Swinburne takes responsible investment action

Tuesday 16 May 2017

Wakefield Street sunset landscape

Swinburne’s investment portfolio now incorporates a stronger focus on outcomes supporting environmental, social and corporate governance.

In summary

  •  $215 million investment funds transitioned to Mercer
  • Supports Swinburne’s Responsible Investment Charter 
  • Mercer appointment new investment manager in October 2016

 

 

Swinburne University of Technology has completed the transition of $215 million of investment funds to Mercer, supporting the university’s responsible investment strategy.

Swinburne announced Mercer’s appointment as the university’s new investment manager in October 2016, after an extensive tender process. A key criterion in the selection of Mercer was not just investment performance, but also their ability to support Swinburne in bringing to life its Responsible Investment Charter.

Swinburne’s Chief Financial Officer, Fiona Schutt, says investing in Mercer’s Socially Responsible Australian Shares Funds is an exciting development, putting the principles of Swinburne’s Responsible Investment Charter into practice.

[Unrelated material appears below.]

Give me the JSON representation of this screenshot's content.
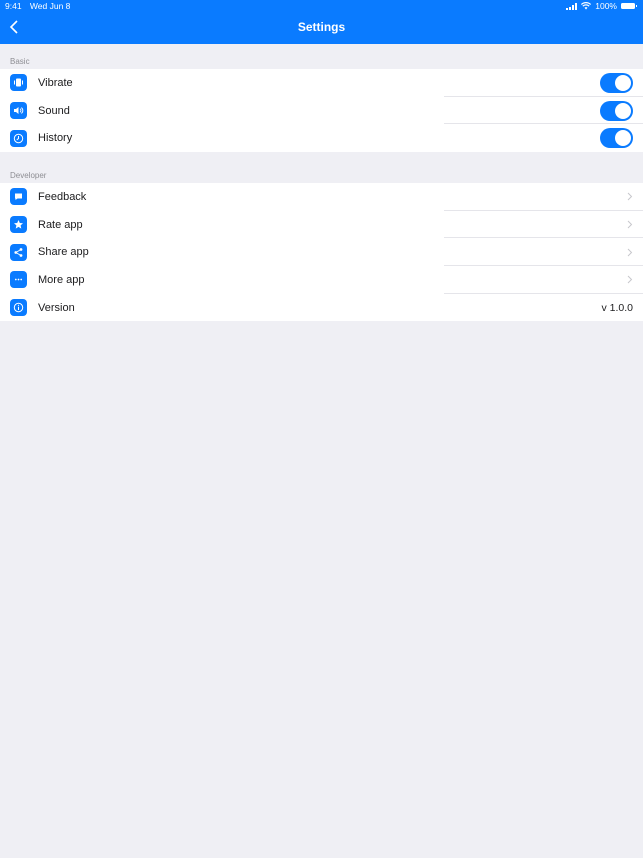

“Swinburne believes that a responsible approach to investing is not only a commitment to our community, but crucial to the sustainable growth of our investment funds. With this in mind, we adopted a Responsible Investment Charter to guide our investment practices. We have now taken a first step towards the achievement our goal,” Ms Schutt says.

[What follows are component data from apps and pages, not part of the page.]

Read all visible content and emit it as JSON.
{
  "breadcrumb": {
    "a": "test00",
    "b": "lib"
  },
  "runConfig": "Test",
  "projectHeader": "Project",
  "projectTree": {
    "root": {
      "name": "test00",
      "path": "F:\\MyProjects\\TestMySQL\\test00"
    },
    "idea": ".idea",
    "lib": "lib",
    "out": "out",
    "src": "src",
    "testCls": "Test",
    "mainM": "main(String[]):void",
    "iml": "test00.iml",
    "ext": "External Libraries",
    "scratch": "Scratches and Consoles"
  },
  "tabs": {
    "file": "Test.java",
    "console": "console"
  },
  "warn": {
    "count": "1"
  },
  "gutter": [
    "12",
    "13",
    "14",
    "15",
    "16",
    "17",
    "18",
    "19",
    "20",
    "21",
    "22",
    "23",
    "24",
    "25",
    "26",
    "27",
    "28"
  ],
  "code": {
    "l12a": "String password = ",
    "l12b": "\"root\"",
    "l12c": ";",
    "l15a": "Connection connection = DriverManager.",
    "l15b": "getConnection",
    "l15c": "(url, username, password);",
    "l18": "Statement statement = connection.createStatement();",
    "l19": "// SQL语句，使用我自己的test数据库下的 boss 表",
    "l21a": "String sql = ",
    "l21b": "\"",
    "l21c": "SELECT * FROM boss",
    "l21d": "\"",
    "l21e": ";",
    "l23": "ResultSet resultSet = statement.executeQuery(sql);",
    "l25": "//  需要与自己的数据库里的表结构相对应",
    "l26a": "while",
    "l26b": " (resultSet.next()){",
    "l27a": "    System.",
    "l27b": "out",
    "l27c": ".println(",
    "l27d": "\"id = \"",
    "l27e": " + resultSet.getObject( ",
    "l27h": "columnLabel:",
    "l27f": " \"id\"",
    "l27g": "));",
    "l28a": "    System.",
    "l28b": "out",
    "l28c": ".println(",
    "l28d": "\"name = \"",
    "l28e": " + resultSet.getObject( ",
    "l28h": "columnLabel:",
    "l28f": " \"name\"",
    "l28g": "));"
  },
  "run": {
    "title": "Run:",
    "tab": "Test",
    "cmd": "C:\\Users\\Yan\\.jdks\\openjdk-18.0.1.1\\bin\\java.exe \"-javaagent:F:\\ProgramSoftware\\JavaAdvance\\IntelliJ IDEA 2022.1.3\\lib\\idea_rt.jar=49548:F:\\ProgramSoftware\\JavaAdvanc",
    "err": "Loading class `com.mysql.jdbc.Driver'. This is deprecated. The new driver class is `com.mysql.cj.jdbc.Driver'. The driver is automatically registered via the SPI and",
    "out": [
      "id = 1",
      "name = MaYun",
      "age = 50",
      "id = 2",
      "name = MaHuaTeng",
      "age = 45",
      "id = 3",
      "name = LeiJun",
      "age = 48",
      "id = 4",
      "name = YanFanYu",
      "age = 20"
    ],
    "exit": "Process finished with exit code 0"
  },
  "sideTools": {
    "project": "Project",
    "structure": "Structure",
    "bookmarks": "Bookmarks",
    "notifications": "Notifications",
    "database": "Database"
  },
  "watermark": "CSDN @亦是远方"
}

Swinburne's investment portfolio now incorporates a stronger focus on outcomes supporting environmental, social and corporate governance.

Mercer’s Socially Responsible Global Shares and Mercer’s Socially Responsible Australian Shares Funds (collectively referred to as the Funds) restrict investment in businesses that are involved in activities that are in breach of socially responsible criteria. This includes companies that are directly involved in the development and production, sale or distribution of cluster munitions, anti-personnel mines and biological, chemical or nuclear weapons.

The Funds will also avoid companies with material exposure to tobacco, alcohol, gambling or gaming, adult entertainment and thermal coal, and will target companies with innovative solutions to sustainable development. 

Helga Birgden, Global Business Leader, Responsible Investment at Mercer says Swinburne has a long term, structured and robust plan.

“The university is now allocating capital to sustainability while seeking to avoid material harm. Guided by its strong policy in this area, Swinburne’s investments will help the university create and preserve long-term investment capital.” 

Under the arrangement with Mercer the Australian Shares product targets a carbon intensity that is 20 per cent below the carbon footprint of the benchmark ASX 300 over three years.

It also does not invest in companies with material exposure (five per cent) of revenue or greater in the last financial year) to sectors such as tobacco production, alcohol production, gambling or gaming services, and armaments. 

The International Shares product also has designated sector exclusions (based on a set of revenue exposures) including; adult entertainment, alcohol, controversial weapons/armaments, gambling, thermal coal/tar sands oil (with a materiality threshold), and tobacco. 

“This is just the start and we believe we now have a partner in Mercer who is committed to helping us achieve our vision set out in the Responsible Investment Charter,” says Ms Schutt.